Patrons taking in the Cathedral Arts Project Flower Festival in 2021 will experience all of the show’s beauty.
But they will have to imagine the intoxicating scent created by thousands of blooms.
The 36th annual festival will be online, featuring highlights from previous shows with accompanying music. Brother William Woeger is creating the show with cinematographer Ben Drickey.
A spokeswoman for the arts project said that the video will be posted on the group’s website and that they hope to distribute DVDs to area assisted living centers and nursing homes.
The Cathedral Arts Project has a new part-time executive director. Chris Krampe is taking over from Woeger, who announced earlier this year that he was stepping down. Krampe also is the director of fine arts and humanities at the College of St. Mary and is a conductor, composer and keyboard artist.
He promises a mix of Cathedral Arts Project programs this spring.
“There will be something for everyone.
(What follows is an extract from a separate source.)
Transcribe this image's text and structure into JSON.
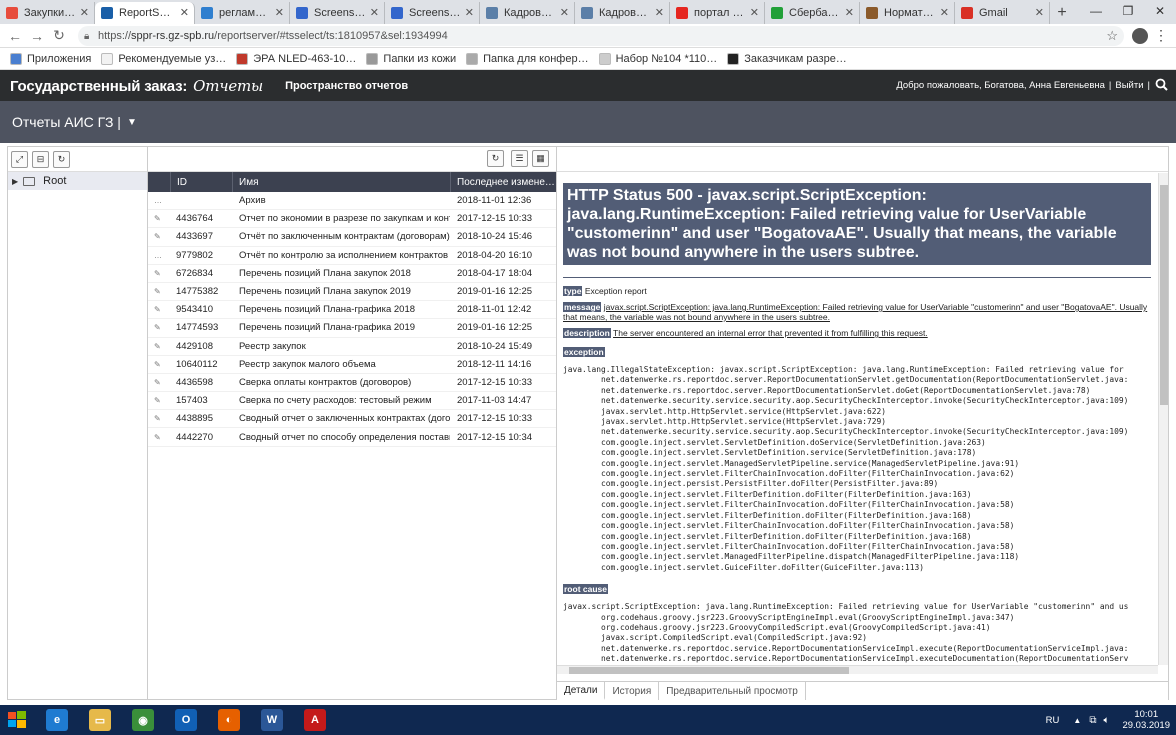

CAP directly serves (the cathedral), so the goal isn’t just to provide art for enjoyment, but for spiritual growth and renewal,” Krampe said in a press release.
In addition to making the flower show online only, the arts program has postponed music and art events in favor of smaller, socially distanced gatherings.
Woeger, who founded the Cathedral Arts Project, will stay on as its artistic director. The project has launched a $300,000 major gifts campaign for advancement and sustainability. For more information, visit cathedralartsproject.org.
Omaha filmmaker participating in PBS 50th anniversary project
Pinching pennies is paying off for Omahan Nick Beaulieu.
He decided a while back that he wanted to quit his full-time job, not only to become a filmmaker but also to spend more time with his dad, who was sick.
“I lived frugally for a year and was saving knowing I might need it,” he said.
In January, he took the leap from his account management position at Sojern advertising agency to spend all his time behind the camera. He started working on a documentary that he’s not yet ready to talk about.
Then he got a big break. He was selected to contribute to “American Portrait,” a storytelling project to mark the 50th anniversary of the Public Broadcasting Service.
Each person chosen was told to find five people who had stories to tell.
“My goal and objective was to try to capture Omaha in the most well-rounded way I could,” said Beaulieu, a 26-year-old graduate of the University of Nebraska at Omaha. “I thought about interesting people that I knew but hadn’t talked to (in a professional capacity) before.”
His subjects illustrate a cross-section of the city:
Skateboarder Brenton Gomez, who was involved in the fight to save skateboarding ramps at Omaha’s Lynch Park. Beaulieu met him while both worked at Film Streams. “He is a super-interesting guy with lots of dimensions,” Beaulieu said.
Newly elected State Sen. Terrell McKinney. The filmmaker and the lawmaker met as board members for an anti-racism nonprofit. McKinney won the legislative seat held by term-limited Sen. Ernie Chambers. “He had no political experience and a grassroots background. And he had community buy-in,” Beaulieu said of McKinney. “He was different from what you often get from a politician.”
Gladys Harrison, owner of Big Mama’s Kitchen, who ran in the primary election for U.S. Rep. Don Bacon’s seat in Congress. She took over the restaurant when mom Patricia Barron died. “It was a great opportunity to highlight the restaurant and her family lineage,” the filmmaker said. “I know that so many people in Omaha have never been (to Big Mama’s) and have not heard about it. The fact that she learned so much from her mom and grandma makes it a great story about family.”
Artist Watie White. “I was so inspired by his 100 People Project. These are really tall, full-bodied portraits. The scale is so cool.”
Maria Corpuz, who has a local talk show called “Nite Caps.” Beaulieu focused on her tight relationship with her 93-year-old grandmother, who is from the Philippines. “(Grandma) came here and took on the American Dream. To see Maria so inspired by that just really touched me.”
“American Portrait” is described in publicity materials as an initiative that collects stories across the country “to create a digital mosaic of what it means to be an American today.” You can find the work of Beaulieu and others at www.pbs.org/american-portrait.
It largely features user-generated content but PBS also engaged filmmakers such as Beaulieu to tell stories from their own communities, especially those involving people who are unlikely or unable to submit content themselves.
The filmmakers get a stipend, Beaulieu said, which came in handy for his new avocation. He’s also had a few paid film jobs and has received grants to finance his documentary, which he hopes to complete soon.
Beaulieu knew he would enjoy working on the “American Portrait” project.
“It was great to get the opportunity to do something for PBS,” he said. “It’s an organization that every filmmaker strives to be a part of.”
But he was surprised at how collaborative it was, especially when he was miles away from other participants.
“They had Zoom calls with all of the filmmakers — from New Jersey, Alaska, Louisiana. We would share what was going well,” he said. “I didn’t expect that it would turn into something where I would get to meet other filmmakers, but it did and it was cool.